Meeting the Requirements for Military Citizenship
To qualify for military citizenship, a person must serve in the Air Force, Army, Coast Guard, Marine Corps or Navy. Certain members of the National Guard or the Selected Reserve of the Ready Reserve may also qualify.
While the military citizenship path is shorter, USCIS still upholds the security and integrity of the naturalization process. Military members must meet some of the requirements to become a citizen, such as demonstrating excellent moral character as well as proficiency in English and civics.
Requirements that are waived include the fees for the application and the biometrics processing. Service members are not required to provide proof of a residence in the US.
Applying for Military Citizenship in Peacetime
To apply for citizenship through the military during peacetime, you must be a lawful permanent resident. You must have served for at least one year and show current honorable service.
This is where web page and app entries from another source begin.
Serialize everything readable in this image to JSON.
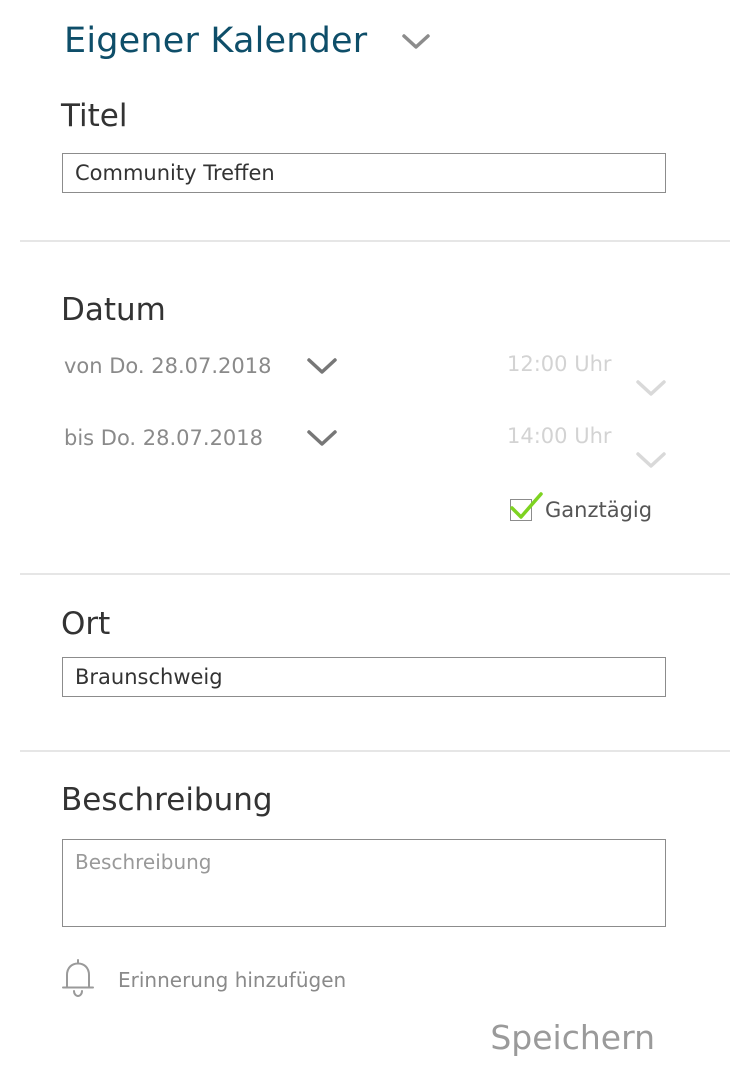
{
  "header": {
    "calendar_name": "Eigener Kalender",
    "chevron_icon": "chevron-down-icon"
  },
  "title_section": {
    "label": "Titel",
    "value": "Community Treffen"
  },
  "date_section": {
    "label": "Datum",
    "from_date": "von Do. 28.07.2018",
    "from_time": "12:00 Uhr",
    "to_date": "bis Do. 28.07.2018",
    "to_time": "14:00 Uhr",
    "all_day_label": "Ganztägig",
    "all_day_checked": true
  },
  "location_section": {
    "label": "Ort",
    "value": "Braunschweig"
  },
  "description_section": {
    "label": "Beschreibung",
    "value": "",
    "placeholder": "Beschreibung"
  },
  "reminder": {
    "label": "Erinnerung hinzufügen",
    "icon": "bell-icon"
  },
  "save_label": "Speichern",
  "colors": {
    "heading_accent": "#0e4e69",
    "check_green": "#7ed321",
    "text_dark": "#333333",
    "text_muted": "#8a8a8a",
    "text_disabled": "#d3d3d3",
    "divider": "#e6e6e6"
  }
}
If you are no longer serving, you must show honorable discharge and file for citizenship within six months of leaving the service.
Applying for Military Citizenship in Wartime
If you apply for citizenship through the military during a specifically designated period of hostility, you do not need to be a lawful permanent resident, nor do you need to be active in the military for a certain amount of time.
You may qualify for military citizenship if you have been serving honorably on active-duty status for any period of time during war. In addition, USCIS now allows military members to become citizens while serving overseas.
Applying for Citizenship for the Family of Service Members
USCIS now allows spouses and children of US armed forces service members to obtain citizenship through the military.
Eligible family members can even obtain US citizenship without having to travel to the US or show proof of a US residence.
Obtaining Posthumous Military Citizenship
If a US service member fought during wartime and died in combat or as a result of disease or injuries incurred in that period, he or she may be eligible for posthumous citizenship.
If a family member or the Secretary of Defense completes a posthumous citizenship application with USCIS, the deceased veteran is considered a US citizen as of the date of his or her death.
The deceased veteran’s surviving spouse, children and parents are considered immediate relatives of a US citizen and are eligible to apply for citizenship.
A History of Military Citizenship
Speeding up the citizenship process for military members is not a recent development. The US has held overseas citizenship ceremonies in the past. During the Korean War, the US naturalized 7,756 members of the armed forces. 20,011 service members became citizens overseas during World War II.
The military citizenship path is perhaps the simplest route to citizenship. However, it should certainly not just be treated as an easy way around the process. Enrolling in any branch of the armed forces during a period of hostility requires the utmost commitment to the United States.